- **THE TASK**: Images are to be left out when the records below are printed word for word.

::: SUPPLIED MATERIAL :::

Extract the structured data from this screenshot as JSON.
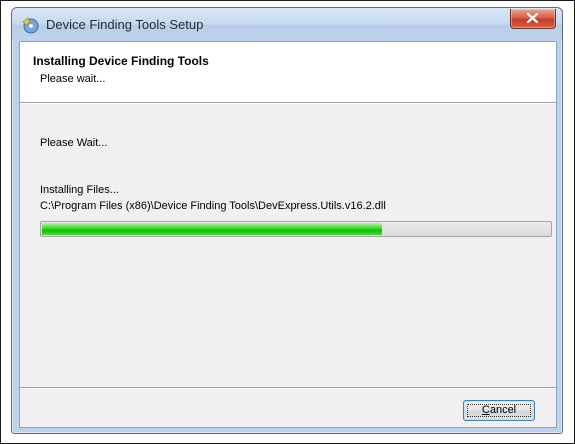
{
  "window": {
    "title": "Device Finding Tools Setup",
    "close_glyph": "x",
    "icon": "installer-icon"
  },
  "header": {
    "title": "Installing Device Finding Tools",
    "subtitle": "Please wait..."
  },
  "body": {
    "status": "Please Wait...",
    "action": "Installing Files...",
    "current_file": "C:\\Program Files (x86)\\Device Finding Tools\\DevExpress.Utils.v16.2.dll"
  },
  "progress": {
    "percent": 67,
    "color": "#27c21a"
  },
  "buttons": {
    "cancel_label": "Cancel",
    "cancel_mnemonic": "C"
  }
}
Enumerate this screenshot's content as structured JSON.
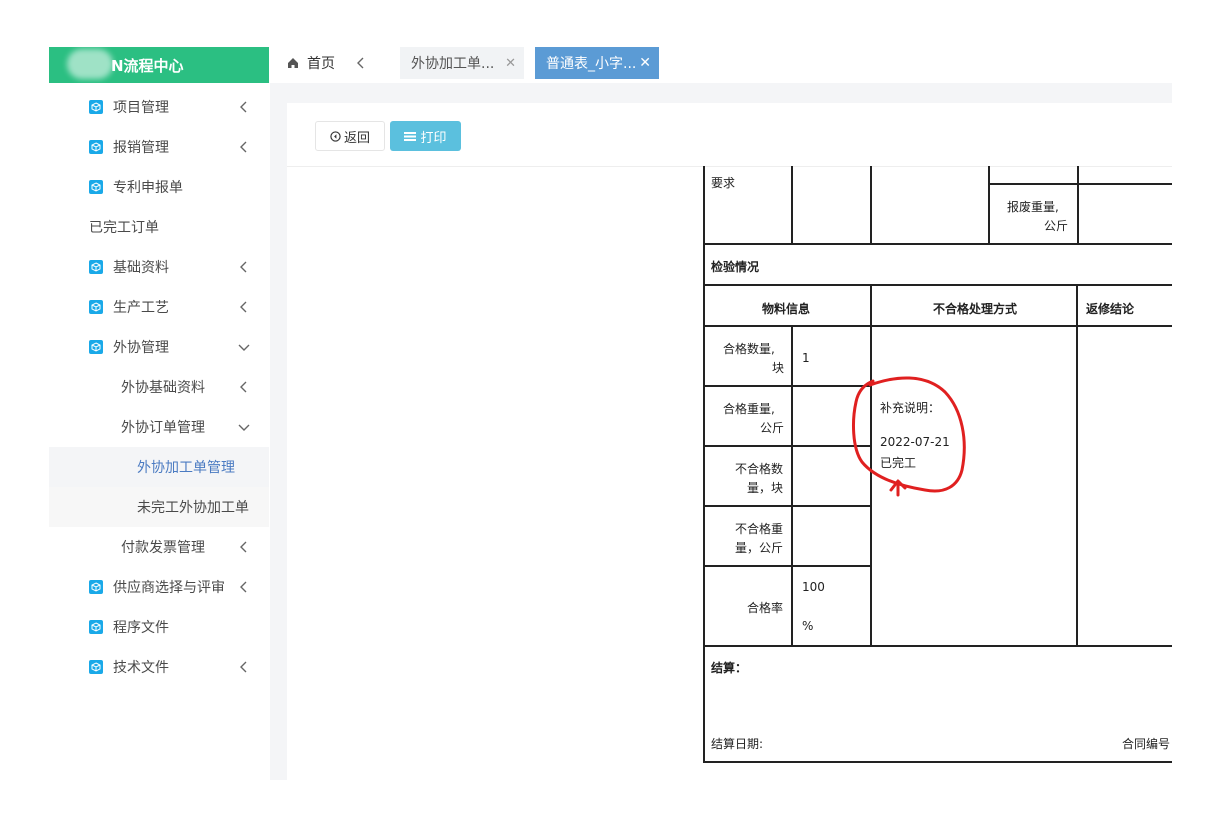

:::

- **EXERCISE ANSWER**:
Extract the structured data from this screenshot as JSON.
{
  "window": {
    "title": "Device Finding Tools Setup",
    "close_glyph": "x",
    "icon": "installer-icon"
  },
  "header": {
    "title": "Installing Device Finding Tools",
    "subtitle": "Please wait..."
  },
  "body": {
    "status": "Please Wait...",
    "action": "Installing Files...",
    "current_file": "C:\\Program Files (x86)\\Device Finding Tools\\DevExpress.Utils.v16.2.dll"
  },
  "progress": {
    "percent": 67,
    "color": "#27c21a"
  },
  "buttons": {
    "cancel_label": "Cancel",
    "cancel_mnemonic": "C"
  }
}
Enumerate this screenshot's content as structured JSON.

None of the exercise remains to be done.